I wake this morning with a memory that still haunts my heart. It was 30 years ago when my young brother was jogging in Wilmington, NC. My uncle had allowed him to jog the short distance home after a drive to a nearby store. My uncle was not far behind. On the side of the road a few feet away, the police had my 11 year old brother pulled aside questioning him about a reported bicycle theft. My uncle informed the officers that my brother had just left his car and there was no bicycle. Apparently someone had reported the theft and seeing a young black man in the area. I thought of this time and how it all could have gone so terribly wrong. It was already bad enough to profile a young boy merely on a jog and just because he happened to be black.
The recent murder of Ahmaud Arbery a 25 year old African American shot and killed in the simple act of jogging is once again a reminder of the peril that often awaits many people of color. We have allowed ourselves to become a nation where open season on minorities has become the order of the day. Whether the crime is driving while black, jogging while black, eating while black, praying while black, relaxing in one’s home while black, the outcome is often the same. The killings occur and the news goes to the back page.
As a child our teachers told us that the policeman was our friend. If we were ever lost or needed help, the man in blue was the one we were supposed to call. A year ago I was pulled over for alledgedly running a red light. I watched from my mirror as the officer approached the passenger side of the car. All the while my heart was racing and my mouth went dry. He was polite enough; wrote my ticket and left with “have a good day.” I realized that sometimes it does not end that way. I wondered had I been a black male how the situation might have been different.

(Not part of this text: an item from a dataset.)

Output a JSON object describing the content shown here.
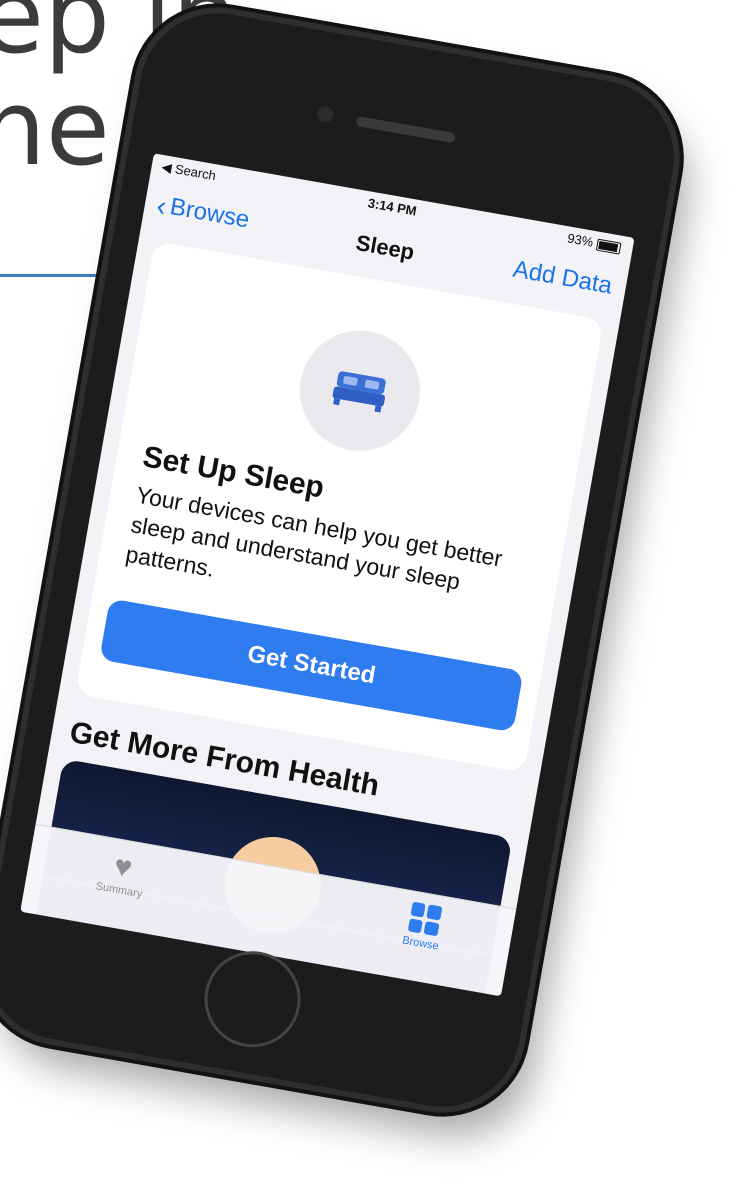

In 2016, a public opinion survey was conducted by the Pew Research center regarding police performance and the use of force. 33 percent of African Americans felt police did a good job with the use of force compared to 75 percent of white Americans. That, in my
opinion demonstrates living in two separate worlds
I once had a friend who complained I spoke too often about race. She went on to let me know in so many words she no longer wanted to speak of it. She preferred to focus her attentions on the beauty in the world. She had no time for discourse that may have been controversial. That was her right and her priviledge. it was also my right as a woman of color to remember and to tell the stories. There is no doubt the priviledge some have builds a wall between understanding. There is no doubt the glazed look in my friend’s eyes signaled the end. There is no simple answer or fix and until we recognize humanity in each other and let our voices be heard, the world will continue its madness. I grieve for the loss of this man and all before him and the ones who will come after him.